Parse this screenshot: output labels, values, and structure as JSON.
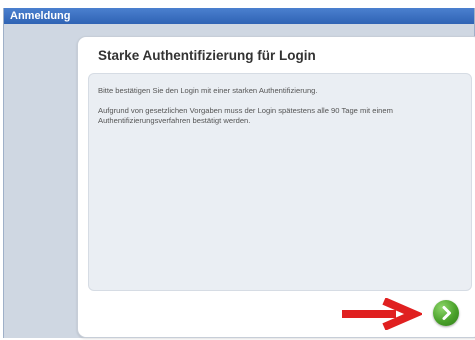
{
  "window": {
    "title": "Anmeldung"
  },
  "card": {
    "title": "Starke Authentifizierung für Login",
    "paragraph1": "Bitte bestätigen Sie den Login mit einer starken Authentifizierung.",
    "paragraph2": "Aufgrund von gesetzlichen Vorgaben muss der Login spätestens alle 90 Tage mit einem Authentifizierungsverfahren bestätigt werden."
  },
  "next_button": {
    "icon": "chevron-right-icon",
    "color": "#4aa12a"
  },
  "annotation": {
    "icon": "red-arrow-right",
    "color": "#e02020"
  }
}
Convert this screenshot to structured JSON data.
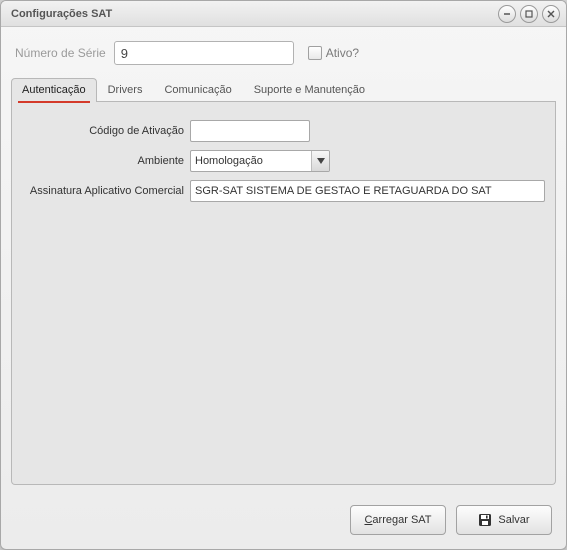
{
  "window": {
    "title": "Configurações SAT"
  },
  "top": {
    "serial_label": "Número de Série",
    "serial_value": "9",
    "active_label": "Ativo?"
  },
  "tabs": {
    "items": [
      {
        "label": "Autenticação"
      },
      {
        "label": "Drivers"
      },
      {
        "label": "Comunicação"
      },
      {
        "label": "Suporte e Manutenção"
      }
    ]
  },
  "form": {
    "ativacao_label": "Código de Ativação",
    "ativacao_value": "",
    "ambiente_label": "Ambiente",
    "ambiente_value": "Homologação",
    "assinatura_label": "Assinatura Aplicativo Comercial",
    "assinatura_value": "SGR-SAT SISTEMA DE GESTAO E RETAGUARDA DO SAT"
  },
  "buttons": {
    "carregar": "Carregar SAT",
    "salvar": "Salvar"
  }
}
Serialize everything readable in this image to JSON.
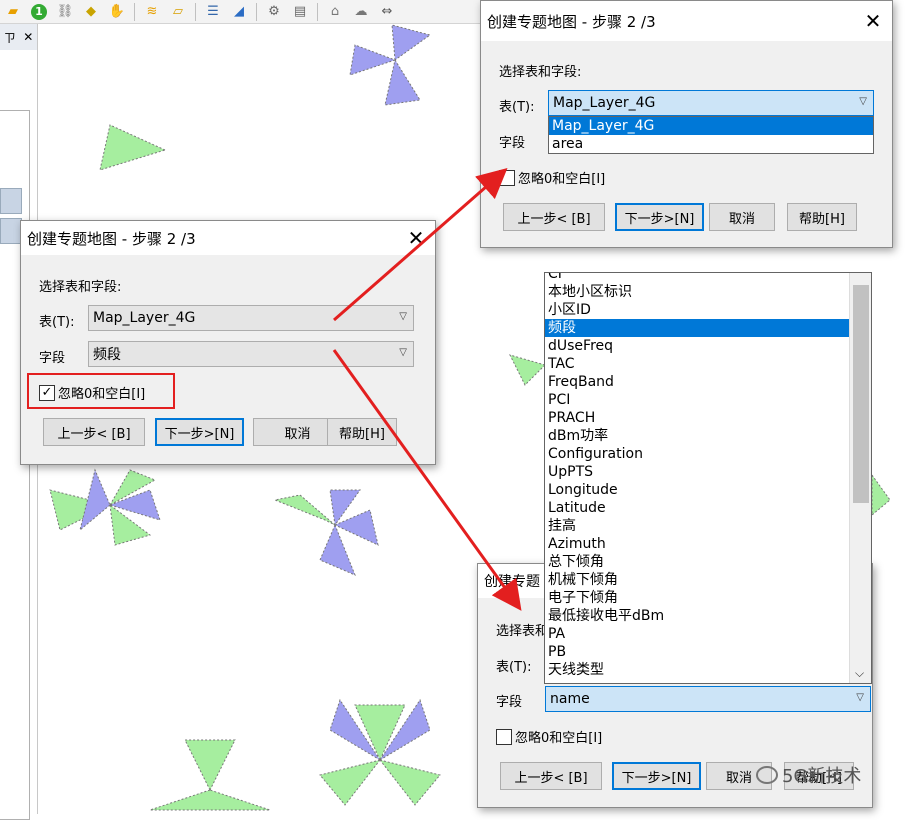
{
  "toolbar": {
    "icons": [
      "folder-icon",
      "info-icon",
      "layer-tool-icon",
      "tag-icon",
      "hand-icon",
      "layers-icon",
      "ruler-icon",
      "table-icon",
      "chart-icon",
      "settings-icon",
      "print-icon",
      "house-icon",
      "cloud-icon",
      "scale-icon"
    ]
  },
  "left_panel": {
    "pin": "ㄗ",
    "close": "✕"
  },
  "dialog_main": {
    "title": "创建专题地图 - 步骤 2 /3",
    "section_label": "选择表和字段:",
    "table_label": "表(T):",
    "table_value": "Map_Layer_4G",
    "field_label": "字段",
    "field_value": "频段",
    "ignore_label": "忽略0和空白[I]",
    "ignore_checked": "✓",
    "buttons": {
      "prev": "上一步< [B]",
      "next": "下一步>[N]",
      "cancel": "取消",
      "help": "帮助[H]"
    }
  },
  "dialog_top": {
    "title": "创建专题地图 - 步骤 2 /3",
    "section_label": "选择表和字段:",
    "table_label": "表(T):",
    "table_value": "Map_Layer_4G",
    "field_label": "字段",
    "dropdown_items": [
      "Map_Layer_4G",
      "area"
    ],
    "ignore_label": "忽略0和空白[I]",
    "buttons": {
      "prev": "上一步< [B]",
      "next": "下一步>[N]",
      "cancel": "取消",
      "help": "帮助[H]"
    }
  },
  "dialog_bottom": {
    "title": "创建专题",
    "section_label": "选择表和",
    "table_label": "表(T):",
    "field_label": "字段",
    "field_value": "name",
    "ignore_label": "忽略0和空白[I]",
    "buttons": {
      "prev": "上一步< [B]",
      "next": "下一步>[N]",
      "cancel": "取消",
      "help": "帮助[H]"
    },
    "field_list": [
      "CI",
      "本地小区标识",
      "小区ID",
      "频段",
      "dUseFreq",
      "TAC",
      "FreqBand",
      "PCI",
      "PRACH",
      "dBm功率",
      "Configuration",
      "UpPTS",
      "Longitude",
      "Latitude",
      "挂高",
      "Azimuth",
      "总下倾角",
      "机械下倾角",
      "电子下倾角",
      "最低接收电平dBm",
      "PA",
      "PB",
      "天线类型"
    ],
    "field_list_selected": "频段"
  },
  "watermark": "5G新技术",
  "colors": {
    "sector_green": "#a6ee9f",
    "sector_purple": "#9f9ff0",
    "highlight_red": "#e31f1f",
    "accent_blue": "#0078d7"
  }
}
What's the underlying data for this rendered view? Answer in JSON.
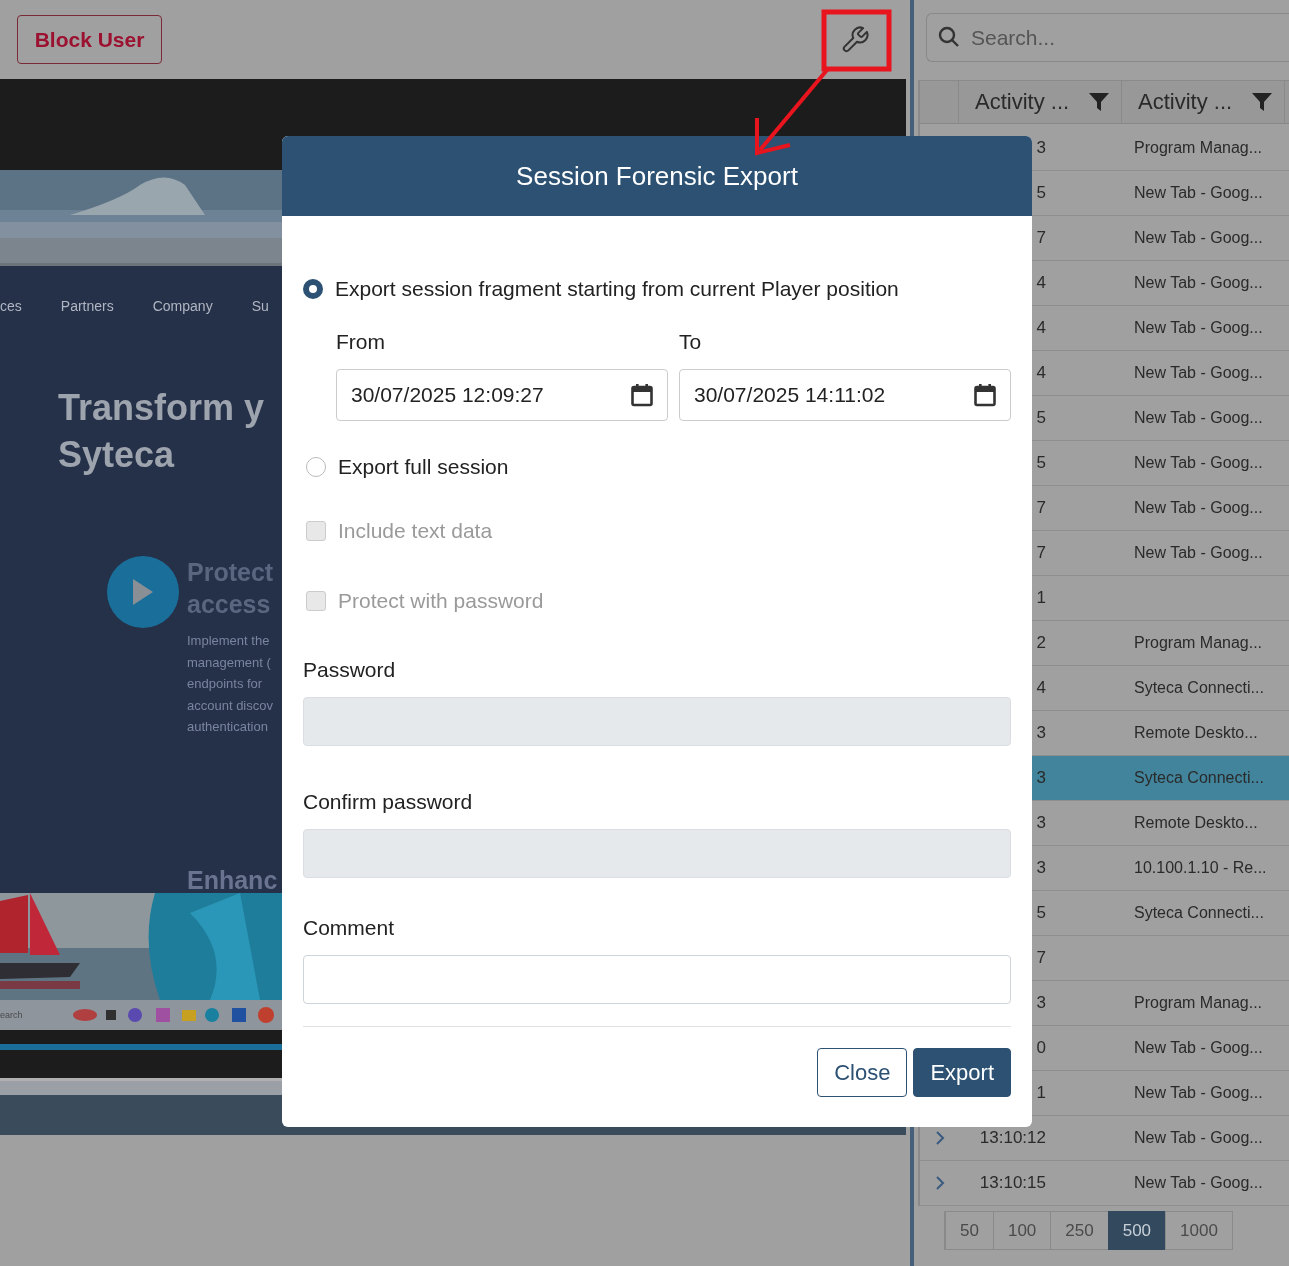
{
  "toolbar": {
    "block_button": "Block User"
  },
  "remote_screen": {
    "nav_items": [
      "ces",
      "Partners",
      "Company",
      "Su"
    ],
    "heading_lines": [
      "Transform y",
      "Syteca"
    ],
    "feature_title_lines": [
      "Protect",
      "access"
    ],
    "feature_text_lines": [
      "Implement the",
      "management (",
      "endpoints for",
      "account discov",
      "authentication"
    ],
    "next_title": "Enhanc",
    "taskbar_search": "earch"
  },
  "search": {
    "placeholder": "Search..."
  },
  "table": {
    "columns": [
      "Activity ...",
      "Activity ..."
    ],
    "rows": [
      {
        "column_1": "3",
        "title": "Program Manag...",
        "selected": false,
        "expander": false
      },
      {
        "column_1": "5",
        "title": "New Tab - Goog...",
        "selected": false,
        "expander": false
      },
      {
        "column_1": "7",
        "title": "New Tab - Goog...",
        "selected": false,
        "expander": false
      },
      {
        "column_1": "4",
        "title": "New Tab - Goog...",
        "selected": false,
        "expander": false
      },
      {
        "column_1": "4",
        "title": "New Tab - Goog...",
        "selected": false,
        "expander": false
      },
      {
        "column_1": "4",
        "title": "New Tab - Goog...",
        "selected": false,
        "expander": false
      },
      {
        "column_1": "5",
        "title": "New Tab - Goog...",
        "selected": false,
        "expander": false
      },
      {
        "column_1": "5",
        "title": "New Tab - Goog...",
        "selected": false,
        "expander": false
      },
      {
        "column_1": "7",
        "title": "New Tab - Goog...",
        "selected": false,
        "expander": false
      },
      {
        "column_1": "7",
        "title": "New Tab - Goog...",
        "selected": false,
        "expander": false
      },
      {
        "column_1": "1",
        "selected": false,
        "expander": false
      },
      {
        "column_1": "2",
        "title": "Program Manag...",
        "selected": false,
        "expander": false
      },
      {
        "column_1": "4",
        "title": "Syteca Connecti...",
        "selected": false,
        "expander": false
      },
      {
        "column_1": "3",
        "title": "Remote Deskto...",
        "selected": false,
        "expander": false
      },
      {
        "column_1": "3",
        "title": "Syteca Connecti...",
        "selected": true,
        "expander": false
      },
      {
        "column_1": "3",
        "title": "Remote Deskto...",
        "selected": false,
        "expander": false
      },
      {
        "column_1": "3",
        "title": "10.100.1.10 - Re...",
        "selected": false,
        "expander": false
      },
      {
        "column_1": "5",
        "title": "Syteca Connecti...",
        "selected": false,
        "expander": false
      },
      {
        "column_1": "7",
        "selected": false,
        "expander": false
      },
      {
        "column_1": "3",
        "title": "Program Manag...",
        "selected": false,
        "expander": false
      },
      {
        "column_1": "0",
        "title": "New Tab - Goog...",
        "selected": false,
        "expander": false
      },
      {
        "column_1": "1",
        "title": "New Tab - Goog...",
        "selected": false,
        "expander": false
      },
      {
        "column_1": "13:10:12",
        "title": "New Tab - Goog...",
        "selected": false,
        "expander": true
      },
      {
        "column_1": "13:10:15",
        "title": "New Tab - Goog...",
        "selected": false,
        "expander": true
      }
    ]
  },
  "page_sizes": [
    {
      "label": "50",
      "selected": false
    },
    {
      "label": "100",
      "selected": false
    },
    {
      "label": "250",
      "selected": false
    },
    {
      "label": "500",
      "selected": true
    },
    {
      "label": "1000",
      "selected": false
    }
  ],
  "dialog": {
    "title": "Session Forensic Export",
    "options": [
      {
        "label": "Export session fragment starting from current Player position",
        "selected": true
      },
      {
        "label": "Export full session",
        "selected": false
      }
    ],
    "range": {
      "from_label": "From",
      "from_value": "30/07/2025 12:09:27",
      "to_label": "To",
      "to_value": "30/07/2025 14:11:02"
    },
    "checkboxes": [
      {
        "label": "Include text data",
        "checked": false,
        "disabled": true
      },
      {
        "label": "Protect with password",
        "checked": false,
        "disabled": true
      }
    ],
    "fields": [
      {
        "label": "Password",
        "disabled": true
      },
      {
        "label": "Confirm password",
        "disabled": true
      },
      {
        "label": "Comment",
        "disabled": false
      }
    ],
    "buttons": [
      {
        "label": "Close",
        "kind": "secondary"
      },
      {
        "label": "Export",
        "kind": "primary"
      }
    ]
  }
}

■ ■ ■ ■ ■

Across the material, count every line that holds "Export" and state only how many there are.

4